The auditor extrapolated from its analysis of the samples to calculate the total amount of overcharges — $24,089,938.
Truetox’s lawyer, in a letter responding to a draft version of the audit, said the sample was too small to produce a reliable extrapolation.
The report said Truetox also gave incentives to providers to refer tests to the company. These included sending a provider’s employee to a four-day conference in Las Vegas and donating $6,000 to a referring provider’s mini-golf fundraising event.
State law prohibits such practices in order to “protect taxpayer funds by eliminating the possibility of pay to play and graft,” said Walsh.
The report lists 10 recommendations, starting with repayment and including future compliance and a corrective action plan. Truetox can request a hearing before an administrative law judge to contest the findings.
“We look forward to being heard on appeal,” Leardi said Tuesday.
The state comptroller’s office is an independent state agency. Besides reviewing government contracts and investigating and auditing various agencies of state government, its mission includes detecting and preventing fraud, waste and abuse in Medicaid.
Lindy Washburn is a senior health care reporter for NorthJersey.com.
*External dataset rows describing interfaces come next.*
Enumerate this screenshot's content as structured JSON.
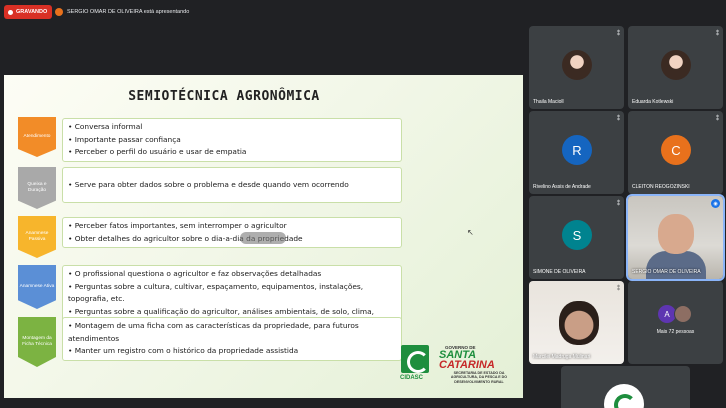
{
  "top_bar": {
    "recording_label": "GRAVANDO",
    "presenter_text": "SERGIO OMAR DE OLIVEIRA está apresentando"
  },
  "slide": {
    "title": "SEMIOTÉCNICA AGRONÔMICA",
    "rows": [
      {
        "stage": "Atendimento",
        "color": "#f28c28",
        "items": [
          "Conversa informal",
          "Importante passar confiança",
          "Perceber o perfil do usuário e usar de empatia"
        ]
      },
      {
        "stage": "Queixa e Duração",
        "color": "#a9a9a9",
        "items": [
          "Serve para obter dados sobre o problema e desde quando vem ocorrendo"
        ]
      },
      {
        "stage": "Anamnese Passiva",
        "color": "#f7b52c",
        "items": [
          "Perceber fatos importantes, sem interromper o agricultor",
          "Obter detalhes do agricultor sobre o dia-a-dia da propriedade"
        ]
      },
      {
        "stage": "Anamnese Ativa",
        "color": "#5b8fd6",
        "items": [
          "O profissional questiona o agricultor e faz observações detalhadas",
          "Perguntas sobre a cultura, cultivar, espaçamento, equipamentos, instalações, topografia, etc.",
          "Perguntas sobre a qualificação do agricultor, análises ambientais, de solo, clima, irrigação, etc."
        ]
      },
      {
        "stage": "Montagem da Ficha Técnica",
        "color": "#7cb342",
        "items": [
          "Montagem de uma ficha com as características da propriedade, para futuros atendimentos",
          "Manter um registro com o histórico da propriedade assistida"
        ]
      }
    ],
    "logos": {
      "cidasc": "CIDASC",
      "gov_line1": "GOVERNO DE",
      "gov_line2": "SANTA",
      "gov_line3": "CATARINA",
      "gov_sub": "SECRETARIA DE ESTADO DA AGRICULTURA, DA PESCA E DO DESENVOLVIMENTO RURAL"
    }
  },
  "participants": [
    {
      "name": "Thaila Macioll",
      "type": "photo"
    },
    {
      "name": "Eduarda Kotlewski",
      "type": "photo"
    },
    {
      "name": "Rivelino Assis de Andrade",
      "initial": "R",
      "color": "#1565c0"
    },
    {
      "name": "CLEITON REOGOZINSKI",
      "initial": "C",
      "color": "#e8711c"
    },
    {
      "name": "SIMONE DE OLIVEIRA",
      "initial": "S",
      "color": "#00838f"
    },
    {
      "name": "SERGIO OMAR DE OLIVEIRA",
      "type": "video"
    },
    {
      "name": "Marcilei Madruga Mulinari",
      "type": "video"
    },
    {
      "name": "Mais 72 pessoas",
      "initial": "A"
    }
  ]
}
To keep up-to-date about how changes in the medical world affect the health of you and your family, please subscribe or activate your digital account today.